Hungarian oil and gas company MOL has enough resources for an acquisition worth over $1 billion and is examining expansion targets in the region including Polish oil refiner Lotos, MOL chief executive József Molnár told the business daily Napi Gazdaság.

Speaking of the ongoing dispute over its ownership in INA, Molnár said MOL may offer the Croatian government treasury shares in exchange for shares in INA, which “could help toward solving the INA situation.”  Molnár said he regarded the attacks on MOL as part of an internal political warfare in Croatia.

At the moment "organic growth, and within that, quality growth gets more emphasis at MOL than acquisitions," business daily Napi Gazdaság quoted Molnár as saying.

However "we are still looking at opportunities in the region, even with regard to the geographically somewhat distant Lotos," Molnár said.

Poland expects to pick a buyer for its controlling stake in Lotos by early 2012. The government's 53% stake in the Gdansk-based refiner is worth around 3 billion Polish zloty ($1.08 billion) at market prices.

The capability of MOL to take out loans has improved recently since the Hungarian government bought the 21.2% stake in the company from Russian oil and gas company Surgutneftegas for €1.88 billion in a transaction closed on July 6, but "right now there are not too many firms for sale worth buying", the CEO said.

MOL's shares "can come in handy" in a resolution of the situation surrounding the company's Croatian subsidiary INA, and/or in any acquisition attempt whatsoever, Molnár said.

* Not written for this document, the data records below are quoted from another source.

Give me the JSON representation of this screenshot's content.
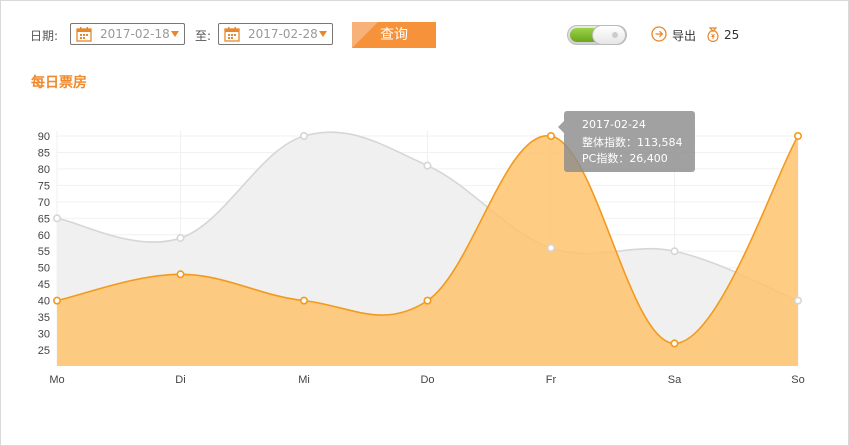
{
  "filters": {
    "date_label": "日期:",
    "start_date": "2017-02-18",
    "to_label": "至:",
    "end_date": "2017-02-28",
    "query_button": "查询"
  },
  "actions": {
    "export_label": "导出",
    "coin_count": "25",
    "toggle_on": true
  },
  "section_title": "每日票房",
  "tooltip": {
    "date": "2017-02-24",
    "line1": "整体指数：113,584",
    "line2": "PC指数：26,400"
  },
  "colors": {
    "accent": "#f5923a",
    "orange_line": "#f39a1e",
    "orange_fill": "#fec46d",
    "gray_line": "#d6d6d6",
    "gray_fill": "#eeeeee"
  },
  "chart_data": {
    "type": "area",
    "categories": [
      "Mo",
      "Di",
      "Mi",
      "Do",
      "Fr",
      "Sa",
      "So"
    ],
    "series": [
      {
        "values": [
          65,
          59,
          90,
          81,
          56,
          55,
          40
        ]
      },
      {
        "values": [
          40,
          48,
          40,
          40,
          90,
          27,
          90
        ]
      }
    ],
    "y_ticks": [
      90,
      85,
      80,
      75,
      70,
      65,
      60,
      55,
      50,
      45,
      40,
      35,
      30,
      25
    ],
    "ylim": [
      20,
      90
    ],
    "grid": true,
    "title": "",
    "xlabel": "",
    "ylabel": ""
  }
}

The CEO said MOL expected a gradual increase in fuel consumption, mainly in diesel consumption, where the company sees 3-4% annual growth on a sustained basis, while in petrol it forecasts 1-1.5% consolidated growth across its markets in the region.

MOL, which paid no dividend in the past two years, could return to its previous dividend policy at some point, although "in terms of the majority of our large shareholders, I think they are more interested in the stability (of the dividend) rather than the dividend itself," he said.

"In the future MOL can get nearer to its previously set dividend policy."

Answering a question relating to earlier implications that the company expects the Hungarian government to decide how and for what it wants to use its MOL shares, Molnár emphasized that the company "should work in the interest of its shareholders and the profit, regardless of any other consideration".

"MOL's got to have balanced relations with the government whether it is a shareholder or not", the CEO added.